Introduction: Howard Husock, Vice President, Public Policy Research
In 1994, the Atlanta Housing Authority owned and operated more than 43 housing projects—notorious for extremely high crime (35 times the city average in some places) and low rates of employment (as few as 13 percent of households had wage-earners). The system could not look more different today. Virtually all the projects have been demolished. Some 50,000 assisted tenants are now housed in privately-owned buildings, either apartments paid for by housing vouchers or units in new, mixed-income communities on the sites of what had been what the AHA calls “toxic environments” where the projects once stood. Surrounding neighborhoods have been revived. Spurred by a work or training requirement, more than 60 percent of tenants are employed.
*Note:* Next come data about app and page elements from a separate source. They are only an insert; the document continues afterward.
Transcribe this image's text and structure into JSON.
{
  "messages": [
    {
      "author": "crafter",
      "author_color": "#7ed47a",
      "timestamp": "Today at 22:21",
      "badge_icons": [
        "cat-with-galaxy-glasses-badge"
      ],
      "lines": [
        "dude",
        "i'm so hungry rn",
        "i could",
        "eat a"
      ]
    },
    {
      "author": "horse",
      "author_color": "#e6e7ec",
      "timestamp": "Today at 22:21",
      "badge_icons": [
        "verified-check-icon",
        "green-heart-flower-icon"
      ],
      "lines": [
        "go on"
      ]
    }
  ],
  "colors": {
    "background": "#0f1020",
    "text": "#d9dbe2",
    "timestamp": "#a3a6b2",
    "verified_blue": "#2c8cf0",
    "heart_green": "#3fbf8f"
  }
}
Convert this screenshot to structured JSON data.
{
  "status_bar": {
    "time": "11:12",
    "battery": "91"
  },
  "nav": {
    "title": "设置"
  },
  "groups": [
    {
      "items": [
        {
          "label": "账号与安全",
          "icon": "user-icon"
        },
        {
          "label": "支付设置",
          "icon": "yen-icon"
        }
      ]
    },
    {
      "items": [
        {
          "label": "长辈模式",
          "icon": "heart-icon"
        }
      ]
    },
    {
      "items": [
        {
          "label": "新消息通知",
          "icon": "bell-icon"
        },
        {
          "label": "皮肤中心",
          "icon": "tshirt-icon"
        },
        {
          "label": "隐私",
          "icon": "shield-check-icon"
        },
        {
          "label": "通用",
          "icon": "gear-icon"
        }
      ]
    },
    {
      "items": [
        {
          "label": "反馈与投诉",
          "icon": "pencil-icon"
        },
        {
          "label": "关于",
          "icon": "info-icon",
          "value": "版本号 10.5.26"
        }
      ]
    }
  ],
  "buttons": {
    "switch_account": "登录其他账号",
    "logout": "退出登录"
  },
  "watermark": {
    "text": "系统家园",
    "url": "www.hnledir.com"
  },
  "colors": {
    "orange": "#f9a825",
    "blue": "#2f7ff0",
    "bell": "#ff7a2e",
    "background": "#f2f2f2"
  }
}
A potential model for the more than 3,300 public housing authorities managing 1.2 million apartments nationwide, Atlanta’s public housing transformation has been led by Atlanta Housing Authority chief executive Renee Glover, winner of the Center for Civic Innovation's 2009 Urban Innovator Award.